It’s been a long but enjoyable day and I’m continuously seeing new ways that I could change and alter the novel, that may or may not improve it. This is great because I have options and depending on my readers’ feedback, I might need the options.

Won’t be editing much over the next few days. Tomorrow I’m going into college to talk with one of my tutors about where to go from here, as well as some other course related things. Then I’m meeting my girlfriend and friend in town for a short while. Thursday will be back into town to see my girlfriend and then football training in the evening, leaving me suitably tired. Then Friday, Saturday and Sunday will be focused on college work (and a football match on Saturday), so editing may or may not happen at all.

With that in mind, I’ll definitely try and push to get the 9th one done tonight. That way all I’ll have left to do is the nuisance chapters in the middle. I’ll probably edit them out of order, doing shorter ones first because I’m lazy like that. One is about 1,500 words long… I’ll be seeing him very shortly methinks!

Still Learning This Editing Game

Last week I thumped out the first nine chapters of my novel in an energetic and determined day of editing. I was ruthless and efficient and it resulted in nine chapters I’m very happy with.

I posted about that success here and then planned to have the rest done in the proceeding days.

A week later, I’ve made no progress. Except, really, I have.

I still only have nine chapters edited and no matter how much I tried, I couldn’t get past the 10th one. There were many blocks in my way but at first I thought it was simply exhaustion, as I have now returned to college and I’ve been with this novel for so long that it pains my eyes. I need the distance. But I need to finish the draft first – I know that for a fact.

Still, the 10th chapter wasn’t happening.

I had my notes and my direction. I knew exactly what needed to happen and how it needed to happen. Yet… nothing.

After another long and insightful day, I’ve learned even more about writing in many various ways, from craft to reading to the business side of things.
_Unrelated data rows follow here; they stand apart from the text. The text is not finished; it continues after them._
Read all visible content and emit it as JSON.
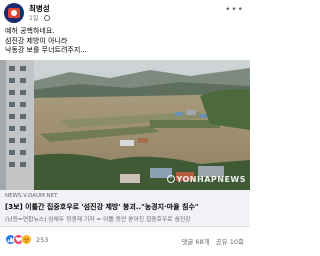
{
  "post": {
    "author": "최병성",
    "time": "1일",
    "more_icon": "more-horizontal-icon",
    "privacy_icon": "globe-icon",
    "text_lines": [
      "예허 공핵하네요.",
      "섬진강 제방이 아니라",
      "낙동강 보를 무너트려주지..."
    ]
  },
  "photo": {
    "description_icon": "flood-photo",
    "watermark": "YONHAPNEWS"
  },
  "link_card": {
    "domain": "NEWS.V.DAUM.NET",
    "title": "[3보] 이틀간 집중호우로 '섬진강 제방' 붕괴..\"농경지·마을 침수\"",
    "description": "(남원=연합뉴스) 임채두 정경재 기자 = 이틀 동안 쏟아진 집중호우로 섬진강"
  },
  "reactions": {
    "count": "253",
    "icons": [
      "like-icon",
      "love-icon",
      "angry-icon"
    ],
    "comments": "댓글 68개",
    "shares": "공유 10회"
  },
  "colors": {
    "like": "#1877f2",
    "love": "#f33e58",
    "angry": "#f7b125",
    "secondary_text": "#65676b",
    "card_bg": "#f0f2f5"
  }
}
But most importantly, I’ve figured out what to do.

I’ve broken the novel into three sections:

  1. The nine chapters I’ve edited
  2. The next nine chapters, which I’m struggling with and have the most changes/fixes needed
  3. The final nine chapters, which is the paciest part of the story and only needs tightening, no major changes

I had no intention for it to break up into three sets of nine, but it was interesting and amusing to see that it did. This also gives me high hopes for getting the third section done quickly. As I’ve said above, it’s the easiest section to edit of the three. It’s also the shortest. Should be a cinch!

In truth, I’m expecting to have those nine finished by the end of tomorrow.

Then I’ll have 18 of my 27 chapters finished, that’s 66% of the book! Now THAT is a huge motivator and makes it feel a lot less daunting. All I have to do is fix the links, knowing the start and end work, and that will make it ten times easier to approach.

It’s funny how the editing process differs from the first draft. I’ve jumped past the middle while writing first drafts before, but this resulted in chaos and a cluttered, unorganised plot. In editing, jumping past the middle will actually make it more structured and coherent. There’s a serious bonus to having an entire plot laid out before your eyes! There’s less fear of screwing it up.

Thus, my editing woes and “I hate his novel and I’m wasting my life with it” feelings have disappeared and I once again love my novel and being a writer and blah blah blah… writing is an endless roller coaster. There’s a strange thrill to driving yourself insane.